[EXCERPTED RECORDS Boundary: Start]

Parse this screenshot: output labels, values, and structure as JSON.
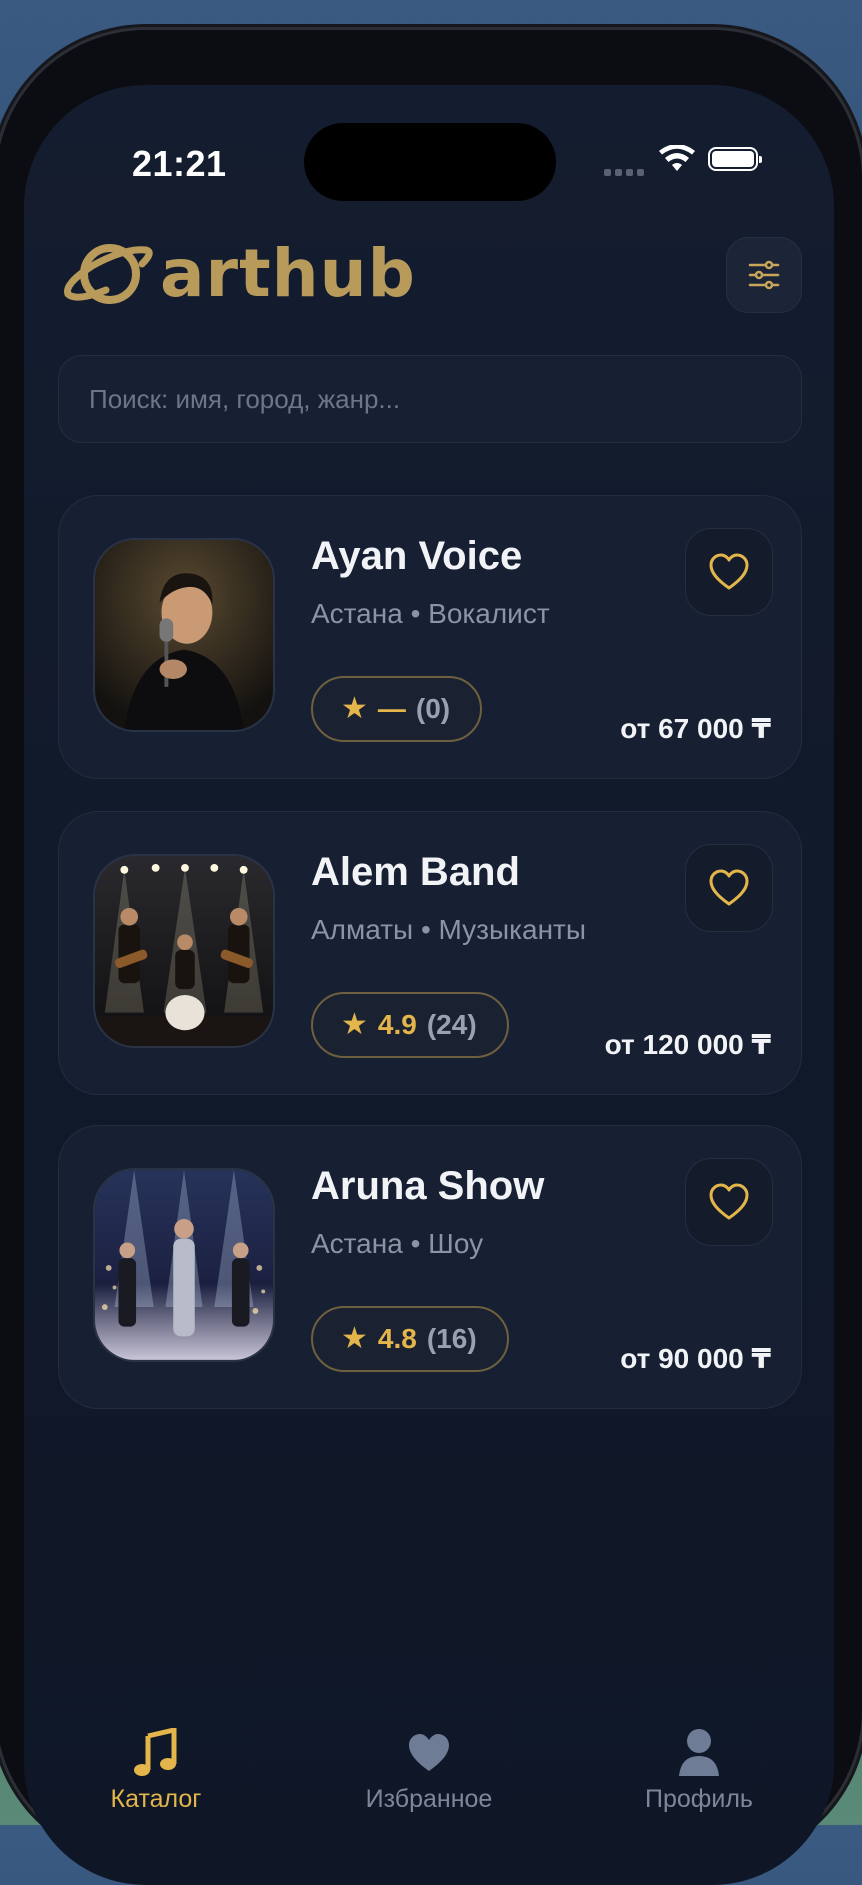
{
  "status_bar": {
    "time": "21:21"
  },
  "header": {
    "brand": "arthub",
    "filter_icon": "sliders-icon"
  },
  "search": {
    "placeholder": "Поиск: имя, город, жанр..."
  },
  "artists": [
    {
      "name": "Ayan Voice",
      "meta": "Астана • Вокалист",
      "rating": "—",
      "reviews": "(0)",
      "price": "от 67 000 ₸",
      "photo": "singer-with-microphone"
    },
    {
      "name": "Alem Band",
      "meta": "Алматы • Музыканты",
      "rating": "4.9",
      "reviews": "(24)",
      "price": "от 120 000 ₸",
      "photo": "band-on-stage"
    },
    {
      "name": "Aruna Show",
      "meta": "Астана • Шоу",
      "rating": "4.8",
      "reviews": "(16)",
      "price": "от 90 000 ₸",
      "photo": "show-performers-with-lights"
    }
  ],
  "tabs": [
    {
      "label": "Каталог",
      "icon": "music-note-icon",
      "active": true
    },
    {
      "label": "Избранное",
      "icon": "heart-icon",
      "active": false
    },
    {
      "label": "Профиль",
      "icon": "user-icon",
      "active": false
    }
  ],
  "colors": {
    "accent": "#e3b54a",
    "brand": "#b89a5a",
    "background": "#111a2b",
    "card": "#172033"
  }
}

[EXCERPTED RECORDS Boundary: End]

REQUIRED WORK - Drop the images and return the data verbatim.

SOLVED EXERCISE -
Parse this screenshot: output labels, values, and structure as JSON.
{
  "status_bar": {
    "time": "21:21"
  },
  "header": {
    "brand": "arthub",
    "filter_icon": "sliders-icon"
  },
  "search": {
    "placeholder": "Поиск: имя, город, жанр..."
  },
  "artists": [
    {
      "name": "Ayan Voice",
      "meta": "Астана • Вокалист",
      "rating": "—",
      "reviews": "(0)",
      "price": "от 67 000 ₸",
      "photo": "singer-with-microphone"
    },
    {
      "name": "Alem Band",
      "meta": "Алматы • Музыканты",
      "rating": "4.9",
      "reviews": "(24)",
      "price": "от 120 000 ₸",
      "photo": "band-on-stage"
    },
    {
      "name": "Aruna Show",
      "meta": "Астана • Шоу",
      "rating": "4.8",
      "reviews": "(16)",
      "price": "от 90 000 ₸",
      "photo": "show-performers-with-lights"
    }
  ],
  "tabs": [
    {
      "label": "Каталог",
      "icon": "music-note-icon",
      "active": true
    },
    {
      "label": "Избранное",
      "icon": "heart-icon",
      "active": false
    },
    {
      "label": "Профиль",
      "icon": "user-icon",
      "active": false
    }
  ],
  "colors": {
    "accent": "#e3b54a",
    "brand": "#b89a5a",
    "background": "#111a2b",
    "card": "#172033"
  }
}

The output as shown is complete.